▶ _WORK ORDER_
Every record that follows must be given again exactly.

########

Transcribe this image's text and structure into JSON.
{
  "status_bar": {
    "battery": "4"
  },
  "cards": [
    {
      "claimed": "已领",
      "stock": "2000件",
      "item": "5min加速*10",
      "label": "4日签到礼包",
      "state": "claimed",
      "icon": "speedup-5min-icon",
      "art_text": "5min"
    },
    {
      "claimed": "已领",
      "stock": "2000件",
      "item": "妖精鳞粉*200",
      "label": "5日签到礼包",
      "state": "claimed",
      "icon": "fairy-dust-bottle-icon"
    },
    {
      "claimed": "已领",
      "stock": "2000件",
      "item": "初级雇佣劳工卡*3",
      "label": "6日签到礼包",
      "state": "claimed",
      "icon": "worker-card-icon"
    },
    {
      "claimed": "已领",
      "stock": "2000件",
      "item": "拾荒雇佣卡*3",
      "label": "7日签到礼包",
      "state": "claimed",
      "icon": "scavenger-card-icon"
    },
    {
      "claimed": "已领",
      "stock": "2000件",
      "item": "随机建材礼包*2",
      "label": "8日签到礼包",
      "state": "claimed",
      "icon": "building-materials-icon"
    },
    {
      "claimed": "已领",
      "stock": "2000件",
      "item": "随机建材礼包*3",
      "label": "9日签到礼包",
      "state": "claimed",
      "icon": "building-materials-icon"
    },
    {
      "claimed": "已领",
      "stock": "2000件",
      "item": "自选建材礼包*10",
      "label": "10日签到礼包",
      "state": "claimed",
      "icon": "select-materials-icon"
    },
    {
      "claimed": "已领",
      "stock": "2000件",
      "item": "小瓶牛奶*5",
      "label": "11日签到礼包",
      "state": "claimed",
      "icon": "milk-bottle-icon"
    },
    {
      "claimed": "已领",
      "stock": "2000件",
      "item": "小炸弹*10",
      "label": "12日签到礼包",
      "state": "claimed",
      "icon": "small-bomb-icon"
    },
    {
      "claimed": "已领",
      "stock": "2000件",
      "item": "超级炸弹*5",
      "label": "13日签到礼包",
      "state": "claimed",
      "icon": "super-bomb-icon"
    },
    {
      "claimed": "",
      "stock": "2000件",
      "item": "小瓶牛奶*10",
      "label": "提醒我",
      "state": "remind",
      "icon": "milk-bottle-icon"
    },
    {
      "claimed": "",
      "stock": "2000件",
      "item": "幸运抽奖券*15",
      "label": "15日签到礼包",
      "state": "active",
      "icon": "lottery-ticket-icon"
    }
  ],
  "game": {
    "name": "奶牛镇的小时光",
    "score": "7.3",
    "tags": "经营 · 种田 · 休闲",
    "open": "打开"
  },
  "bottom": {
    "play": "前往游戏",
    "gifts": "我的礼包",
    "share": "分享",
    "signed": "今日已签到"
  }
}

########

▶ _WRITTEN ANSWER_
Transcribe this image's text and structure into JSON.
{
  "status_bar": {
    "battery": "4"
  },
  "cards": [
    {
      "claimed": "已领",
      "stock": "2000件",
      "item": "5min加速*10",
      "label": "4日签到礼包",
      "state": "claimed",
      "icon": "speedup-5min-icon",
      "art_text": "5min"
    },
    {
      "claimed": "已领",
      "stock": "2000件",
      "item": "妖精鳞粉*200",
      "label": "5日签到礼包",
      "state": "claimed",
      "icon": "fairy-dust-bottle-icon"
    },
    {
      "claimed": "已领",
      "stock": "2000件",
      "item": "初级雇佣劳工卡*3",
      "label": "6日签到礼包",
      "state": "claimed",
      "icon": "worker-card-icon"
    },
    {
      "claimed": "已领",
      "stock": "2000件",
      "item": "拾荒雇佣卡*3",
      "label": "7日签到礼包",
      "state": "claimed",
      "icon": "scavenger-card-icon"
    },
    {
      "claimed": "已领",
      "stock": "2000件",
      "item": "随机建材礼包*2",
      "label": "8日签到礼包",
      "state": "claimed",
      "icon": "building-materials-icon"
    },
    {
      "claimed": "已领",
      "stock": "2000件",
      "item": "随机建材礼包*3",
      "label": "9日签到礼包",
      "state": "claimed",
      "icon": "building-materials-icon"
    },
    {
      "claimed": "已领",
      "stock": "2000件",
      "item": "自选建材礼包*10",
      "label": "10日签到礼包",
      "state": "claimed",
      "icon": "select-materials-icon"
    },
    {
      "claimed": "已领",
      "stock": "2000件",
      "item": "小瓶牛奶*5",
      "label": "11日签到礼包",
      "state": "claimed",
      "icon": "milk-bottle-icon"
    },
    {
      "claimed": "已领",
      "stock": "2000件",
      "item": "小炸弹*10",
      "label": "12日签到礼包",
      "state": "claimed",
      "icon": "small-bomb-icon"
    },
    {
      "claimed": "已领",
      "stock": "2000件",
      "item": "超级炸弹*5",
      "label": "13日签到礼包",
      "state": "claimed",
      "icon": "super-bomb-icon"
    },
    {
      "claimed": "",
      "stock": "2000件",
      "item": "小瓶牛奶*10",
      "label": "提醒我",
      "state": "remind",
      "icon": "milk-bottle-icon"
    },
    {
      "claimed": "",
      "stock": "2000件",
      "item": "幸运抽奖券*15",
      "label": "15日签到礼包",
      "state": "active",
      "icon": "lottery-ticket-icon"
    }
  ],
  "game": {
    "name": "奶牛镇的小时光",
    "score": "7.3",
    "tags": "经营 · 种田 · 休闲",
    "open": "打开"
  },
  "bottom": {
    "play": "前往游戏",
    "gifts": "我的礼包",
    "share": "分享",
    "signed": "今日已签到"
  }
}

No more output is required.